- _INSTRUCTIONS TO FOLLOW_: Extract all lines in the data that contain the word "this".

[SOURCE RECORDS]

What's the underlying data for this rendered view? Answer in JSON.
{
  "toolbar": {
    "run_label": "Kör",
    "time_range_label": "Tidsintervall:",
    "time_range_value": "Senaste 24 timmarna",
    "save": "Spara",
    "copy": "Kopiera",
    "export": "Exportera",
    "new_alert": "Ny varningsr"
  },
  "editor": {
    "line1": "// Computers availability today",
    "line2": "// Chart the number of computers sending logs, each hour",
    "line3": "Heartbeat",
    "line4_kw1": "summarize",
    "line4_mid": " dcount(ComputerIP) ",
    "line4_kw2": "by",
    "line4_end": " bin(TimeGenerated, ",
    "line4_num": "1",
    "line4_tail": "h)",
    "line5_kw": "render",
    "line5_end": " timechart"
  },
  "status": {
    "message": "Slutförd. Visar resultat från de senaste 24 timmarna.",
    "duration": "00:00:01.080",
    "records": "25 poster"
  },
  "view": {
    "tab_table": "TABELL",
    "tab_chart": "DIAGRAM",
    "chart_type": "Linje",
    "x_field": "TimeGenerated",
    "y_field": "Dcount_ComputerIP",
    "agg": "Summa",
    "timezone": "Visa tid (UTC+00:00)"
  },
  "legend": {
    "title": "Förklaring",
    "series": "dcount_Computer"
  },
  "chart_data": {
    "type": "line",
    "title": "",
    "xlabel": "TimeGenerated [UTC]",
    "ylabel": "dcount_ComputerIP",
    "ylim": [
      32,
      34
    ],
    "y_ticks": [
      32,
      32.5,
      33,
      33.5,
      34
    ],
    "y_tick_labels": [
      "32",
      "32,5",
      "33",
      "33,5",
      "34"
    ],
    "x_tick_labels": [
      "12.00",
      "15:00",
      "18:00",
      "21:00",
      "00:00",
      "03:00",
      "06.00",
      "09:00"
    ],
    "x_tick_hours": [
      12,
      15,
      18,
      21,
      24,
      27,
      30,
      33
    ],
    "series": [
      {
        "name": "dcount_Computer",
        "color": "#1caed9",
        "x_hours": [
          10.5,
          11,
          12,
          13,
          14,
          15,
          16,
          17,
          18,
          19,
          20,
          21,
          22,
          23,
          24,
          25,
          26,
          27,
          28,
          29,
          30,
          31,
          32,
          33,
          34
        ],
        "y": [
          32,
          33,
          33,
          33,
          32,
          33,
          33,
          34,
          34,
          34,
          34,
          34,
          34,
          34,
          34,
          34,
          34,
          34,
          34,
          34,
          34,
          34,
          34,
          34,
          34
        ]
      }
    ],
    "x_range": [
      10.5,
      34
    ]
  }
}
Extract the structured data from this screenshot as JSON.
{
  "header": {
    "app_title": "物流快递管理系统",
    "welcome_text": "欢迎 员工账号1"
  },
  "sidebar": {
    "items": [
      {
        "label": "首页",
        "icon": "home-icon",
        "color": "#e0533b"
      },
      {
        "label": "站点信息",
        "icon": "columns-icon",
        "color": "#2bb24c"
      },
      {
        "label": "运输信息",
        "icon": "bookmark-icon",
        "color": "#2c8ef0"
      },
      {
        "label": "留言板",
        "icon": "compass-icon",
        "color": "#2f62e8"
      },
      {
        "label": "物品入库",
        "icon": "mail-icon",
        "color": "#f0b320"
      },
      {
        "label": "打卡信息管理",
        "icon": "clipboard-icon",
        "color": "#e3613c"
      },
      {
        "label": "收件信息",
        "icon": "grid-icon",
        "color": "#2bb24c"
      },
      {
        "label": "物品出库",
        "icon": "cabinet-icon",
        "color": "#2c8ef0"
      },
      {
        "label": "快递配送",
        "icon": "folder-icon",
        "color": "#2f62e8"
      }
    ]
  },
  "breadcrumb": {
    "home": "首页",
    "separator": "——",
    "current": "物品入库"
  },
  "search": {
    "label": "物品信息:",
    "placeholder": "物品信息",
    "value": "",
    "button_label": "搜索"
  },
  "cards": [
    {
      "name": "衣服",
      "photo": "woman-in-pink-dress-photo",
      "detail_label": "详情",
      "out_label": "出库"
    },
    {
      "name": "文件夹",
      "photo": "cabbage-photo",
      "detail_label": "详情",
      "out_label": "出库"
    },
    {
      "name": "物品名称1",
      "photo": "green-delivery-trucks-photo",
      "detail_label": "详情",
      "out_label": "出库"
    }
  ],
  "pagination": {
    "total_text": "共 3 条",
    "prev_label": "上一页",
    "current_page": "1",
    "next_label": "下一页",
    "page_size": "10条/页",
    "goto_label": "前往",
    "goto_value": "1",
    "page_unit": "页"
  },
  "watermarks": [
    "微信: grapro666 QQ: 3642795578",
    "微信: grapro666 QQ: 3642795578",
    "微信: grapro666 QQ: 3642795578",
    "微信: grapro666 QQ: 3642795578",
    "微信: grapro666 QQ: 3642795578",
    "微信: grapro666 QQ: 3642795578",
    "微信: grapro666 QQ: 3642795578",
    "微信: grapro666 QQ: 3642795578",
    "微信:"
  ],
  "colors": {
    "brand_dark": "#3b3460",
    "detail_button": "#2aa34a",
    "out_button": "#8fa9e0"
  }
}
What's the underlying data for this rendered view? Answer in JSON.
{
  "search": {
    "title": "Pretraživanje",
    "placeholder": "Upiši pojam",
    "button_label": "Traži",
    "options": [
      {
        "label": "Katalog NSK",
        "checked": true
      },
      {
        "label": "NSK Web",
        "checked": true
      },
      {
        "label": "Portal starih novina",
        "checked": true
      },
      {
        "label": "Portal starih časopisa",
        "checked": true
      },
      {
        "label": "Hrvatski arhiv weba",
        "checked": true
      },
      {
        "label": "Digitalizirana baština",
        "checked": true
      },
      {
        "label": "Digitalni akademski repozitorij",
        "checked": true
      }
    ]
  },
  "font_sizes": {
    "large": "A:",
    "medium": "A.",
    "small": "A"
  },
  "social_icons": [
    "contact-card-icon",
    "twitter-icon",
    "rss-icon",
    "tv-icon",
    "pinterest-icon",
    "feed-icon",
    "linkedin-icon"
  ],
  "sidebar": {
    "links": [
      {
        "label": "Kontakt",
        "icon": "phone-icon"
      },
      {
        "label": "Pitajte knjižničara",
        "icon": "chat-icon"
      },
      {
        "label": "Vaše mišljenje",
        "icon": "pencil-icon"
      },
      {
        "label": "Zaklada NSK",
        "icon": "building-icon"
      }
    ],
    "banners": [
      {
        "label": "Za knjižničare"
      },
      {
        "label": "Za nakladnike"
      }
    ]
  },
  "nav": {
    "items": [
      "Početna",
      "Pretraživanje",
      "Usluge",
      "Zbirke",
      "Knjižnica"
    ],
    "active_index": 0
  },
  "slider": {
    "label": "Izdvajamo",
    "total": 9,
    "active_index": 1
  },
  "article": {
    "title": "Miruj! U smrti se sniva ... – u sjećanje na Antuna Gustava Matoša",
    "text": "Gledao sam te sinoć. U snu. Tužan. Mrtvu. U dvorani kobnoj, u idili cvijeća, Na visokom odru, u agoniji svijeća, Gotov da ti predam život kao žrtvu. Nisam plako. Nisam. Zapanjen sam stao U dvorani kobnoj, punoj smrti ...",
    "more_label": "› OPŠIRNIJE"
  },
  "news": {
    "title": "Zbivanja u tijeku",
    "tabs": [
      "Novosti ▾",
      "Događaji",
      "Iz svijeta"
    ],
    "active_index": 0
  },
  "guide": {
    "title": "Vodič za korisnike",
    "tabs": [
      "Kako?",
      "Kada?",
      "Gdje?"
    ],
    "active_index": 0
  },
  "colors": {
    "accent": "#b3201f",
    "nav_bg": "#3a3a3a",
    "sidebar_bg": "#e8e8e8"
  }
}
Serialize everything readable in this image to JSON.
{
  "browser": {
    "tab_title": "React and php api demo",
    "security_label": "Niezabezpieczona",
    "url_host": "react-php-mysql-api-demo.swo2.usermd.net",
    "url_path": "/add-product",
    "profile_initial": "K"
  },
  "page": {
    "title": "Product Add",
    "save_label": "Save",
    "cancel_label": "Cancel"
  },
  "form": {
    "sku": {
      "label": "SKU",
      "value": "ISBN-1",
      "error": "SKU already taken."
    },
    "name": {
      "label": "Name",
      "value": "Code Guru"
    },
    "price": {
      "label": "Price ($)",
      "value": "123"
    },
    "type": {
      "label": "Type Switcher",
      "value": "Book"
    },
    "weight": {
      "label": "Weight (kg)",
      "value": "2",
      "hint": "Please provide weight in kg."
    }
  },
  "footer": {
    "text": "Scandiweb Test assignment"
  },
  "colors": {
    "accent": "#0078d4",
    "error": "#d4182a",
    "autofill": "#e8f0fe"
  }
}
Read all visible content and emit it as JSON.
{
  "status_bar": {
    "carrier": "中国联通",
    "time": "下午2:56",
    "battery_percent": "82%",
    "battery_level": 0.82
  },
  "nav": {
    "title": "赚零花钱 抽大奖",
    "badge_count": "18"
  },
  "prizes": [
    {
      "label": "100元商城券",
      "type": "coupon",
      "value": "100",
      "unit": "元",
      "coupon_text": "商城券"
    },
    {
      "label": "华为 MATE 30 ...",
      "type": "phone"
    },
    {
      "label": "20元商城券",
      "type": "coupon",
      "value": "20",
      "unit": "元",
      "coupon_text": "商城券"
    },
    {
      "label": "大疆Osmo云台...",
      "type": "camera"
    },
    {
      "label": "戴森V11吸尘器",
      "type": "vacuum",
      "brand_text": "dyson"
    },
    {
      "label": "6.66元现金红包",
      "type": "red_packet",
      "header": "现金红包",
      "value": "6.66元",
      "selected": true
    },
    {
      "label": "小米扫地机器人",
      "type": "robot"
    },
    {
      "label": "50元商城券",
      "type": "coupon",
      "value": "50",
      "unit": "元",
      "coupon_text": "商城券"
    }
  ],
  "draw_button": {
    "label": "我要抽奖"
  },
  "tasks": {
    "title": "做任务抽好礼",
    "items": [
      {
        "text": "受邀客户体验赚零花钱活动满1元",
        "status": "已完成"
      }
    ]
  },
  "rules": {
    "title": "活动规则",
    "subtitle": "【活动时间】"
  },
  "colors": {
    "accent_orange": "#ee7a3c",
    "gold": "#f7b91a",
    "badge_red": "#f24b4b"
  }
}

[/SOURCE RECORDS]

- _SOLUTION TO THE PROBLEM_:
What's the underlying data for this rendered view? Answer in JSON.
Extract the structured data from this screenshot as JSON.
What's the underlying data for this rendered view? Answer in JSON.
Serialize everything readable in this image to JSON.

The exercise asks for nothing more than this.